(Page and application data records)
════════

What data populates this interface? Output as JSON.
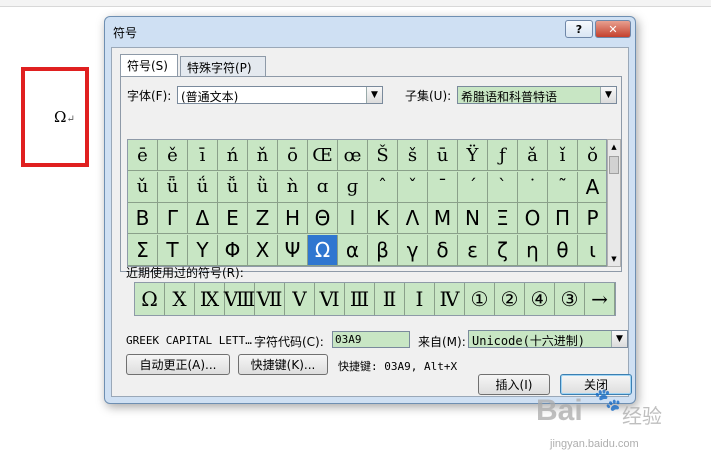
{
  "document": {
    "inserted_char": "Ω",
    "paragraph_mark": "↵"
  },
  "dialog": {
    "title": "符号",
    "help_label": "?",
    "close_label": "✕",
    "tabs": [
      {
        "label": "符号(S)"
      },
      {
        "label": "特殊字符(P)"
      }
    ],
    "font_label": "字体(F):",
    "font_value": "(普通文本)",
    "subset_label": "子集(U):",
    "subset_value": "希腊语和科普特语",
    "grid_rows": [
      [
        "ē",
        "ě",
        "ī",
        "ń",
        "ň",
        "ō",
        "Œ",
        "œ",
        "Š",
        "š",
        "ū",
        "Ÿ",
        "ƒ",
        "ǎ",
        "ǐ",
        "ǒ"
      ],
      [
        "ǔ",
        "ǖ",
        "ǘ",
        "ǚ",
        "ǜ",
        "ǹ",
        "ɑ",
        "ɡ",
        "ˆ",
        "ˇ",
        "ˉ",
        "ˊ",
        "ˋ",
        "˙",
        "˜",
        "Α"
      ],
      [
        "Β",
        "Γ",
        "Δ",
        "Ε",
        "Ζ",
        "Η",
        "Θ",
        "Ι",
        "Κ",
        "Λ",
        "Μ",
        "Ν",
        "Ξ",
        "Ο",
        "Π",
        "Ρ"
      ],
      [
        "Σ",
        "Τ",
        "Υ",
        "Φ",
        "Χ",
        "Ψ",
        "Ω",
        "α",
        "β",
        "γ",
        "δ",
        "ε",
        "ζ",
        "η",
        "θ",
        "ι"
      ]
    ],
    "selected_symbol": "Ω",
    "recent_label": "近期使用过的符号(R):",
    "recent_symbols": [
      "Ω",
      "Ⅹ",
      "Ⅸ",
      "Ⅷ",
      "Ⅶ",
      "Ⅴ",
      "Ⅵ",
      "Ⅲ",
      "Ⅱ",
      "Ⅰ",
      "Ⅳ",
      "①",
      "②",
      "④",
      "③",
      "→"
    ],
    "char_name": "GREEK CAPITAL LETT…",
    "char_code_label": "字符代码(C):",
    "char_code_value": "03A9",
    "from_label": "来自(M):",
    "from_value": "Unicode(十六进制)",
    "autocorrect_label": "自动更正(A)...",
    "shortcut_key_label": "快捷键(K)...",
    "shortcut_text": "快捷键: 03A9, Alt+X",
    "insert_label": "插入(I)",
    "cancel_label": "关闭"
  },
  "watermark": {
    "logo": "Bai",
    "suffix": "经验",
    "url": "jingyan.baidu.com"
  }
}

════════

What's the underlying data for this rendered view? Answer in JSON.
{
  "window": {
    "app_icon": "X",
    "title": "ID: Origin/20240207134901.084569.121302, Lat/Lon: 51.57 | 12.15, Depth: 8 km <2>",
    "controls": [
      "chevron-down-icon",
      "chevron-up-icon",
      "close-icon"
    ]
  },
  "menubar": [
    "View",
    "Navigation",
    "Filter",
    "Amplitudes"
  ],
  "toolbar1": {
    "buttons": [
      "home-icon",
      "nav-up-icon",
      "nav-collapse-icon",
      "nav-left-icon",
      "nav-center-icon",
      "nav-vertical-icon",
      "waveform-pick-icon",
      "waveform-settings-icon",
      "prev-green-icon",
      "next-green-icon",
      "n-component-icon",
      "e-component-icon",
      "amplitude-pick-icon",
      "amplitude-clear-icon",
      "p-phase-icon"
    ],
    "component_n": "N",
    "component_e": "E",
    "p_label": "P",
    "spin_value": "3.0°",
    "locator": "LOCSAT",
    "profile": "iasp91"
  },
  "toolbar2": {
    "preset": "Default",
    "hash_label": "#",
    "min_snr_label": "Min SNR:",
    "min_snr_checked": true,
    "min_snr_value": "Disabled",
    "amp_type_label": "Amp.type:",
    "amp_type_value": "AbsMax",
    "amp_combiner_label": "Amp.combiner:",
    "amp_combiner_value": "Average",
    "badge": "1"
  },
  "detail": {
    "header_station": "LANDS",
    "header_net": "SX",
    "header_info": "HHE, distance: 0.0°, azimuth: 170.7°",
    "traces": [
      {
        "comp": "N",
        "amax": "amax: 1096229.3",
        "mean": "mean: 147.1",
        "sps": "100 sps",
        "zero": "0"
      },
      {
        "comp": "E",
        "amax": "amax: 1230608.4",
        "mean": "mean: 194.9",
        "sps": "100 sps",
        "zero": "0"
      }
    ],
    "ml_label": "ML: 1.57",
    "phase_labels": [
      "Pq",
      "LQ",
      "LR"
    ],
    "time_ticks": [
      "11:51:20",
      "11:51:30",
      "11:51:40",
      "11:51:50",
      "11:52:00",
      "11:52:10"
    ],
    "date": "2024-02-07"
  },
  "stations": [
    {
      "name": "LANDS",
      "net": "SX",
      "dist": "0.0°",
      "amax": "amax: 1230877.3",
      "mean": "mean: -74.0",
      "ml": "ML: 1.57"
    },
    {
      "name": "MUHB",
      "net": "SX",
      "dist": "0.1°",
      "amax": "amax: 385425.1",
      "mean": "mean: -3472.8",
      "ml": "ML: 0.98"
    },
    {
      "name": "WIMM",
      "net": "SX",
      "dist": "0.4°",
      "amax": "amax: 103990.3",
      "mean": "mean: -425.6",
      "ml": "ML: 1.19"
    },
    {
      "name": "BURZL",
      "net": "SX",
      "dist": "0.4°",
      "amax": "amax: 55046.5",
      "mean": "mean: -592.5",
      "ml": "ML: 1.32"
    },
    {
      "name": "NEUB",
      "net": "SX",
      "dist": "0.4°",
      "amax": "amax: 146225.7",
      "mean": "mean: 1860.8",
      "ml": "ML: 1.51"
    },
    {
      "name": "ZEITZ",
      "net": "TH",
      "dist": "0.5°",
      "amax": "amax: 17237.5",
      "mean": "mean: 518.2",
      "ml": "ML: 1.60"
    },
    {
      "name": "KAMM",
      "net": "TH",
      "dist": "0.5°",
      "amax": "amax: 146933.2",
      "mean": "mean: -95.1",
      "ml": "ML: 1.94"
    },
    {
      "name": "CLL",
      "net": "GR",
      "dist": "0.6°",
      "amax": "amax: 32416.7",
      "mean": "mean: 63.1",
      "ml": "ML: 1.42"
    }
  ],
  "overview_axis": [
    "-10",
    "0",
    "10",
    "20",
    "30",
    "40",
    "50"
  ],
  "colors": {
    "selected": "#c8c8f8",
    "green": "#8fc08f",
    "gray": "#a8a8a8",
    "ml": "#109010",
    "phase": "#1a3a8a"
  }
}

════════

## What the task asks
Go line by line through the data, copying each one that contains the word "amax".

## Answer section
        "amax": "amax: 1096229.3",
        "amax": "amax: 1230608.4",
      "amax": "amax: 1230877.3",
      "amax": "amax: 385425.1",
      "amax": "amax: 103990.3",
      "amax": "amax: 55046.5",
      "amax": "amax: 146225.7",
      "amax": "amax: 17237.5",
      "amax": "amax: 146933.2",
      "amax": "amax: 32416.7",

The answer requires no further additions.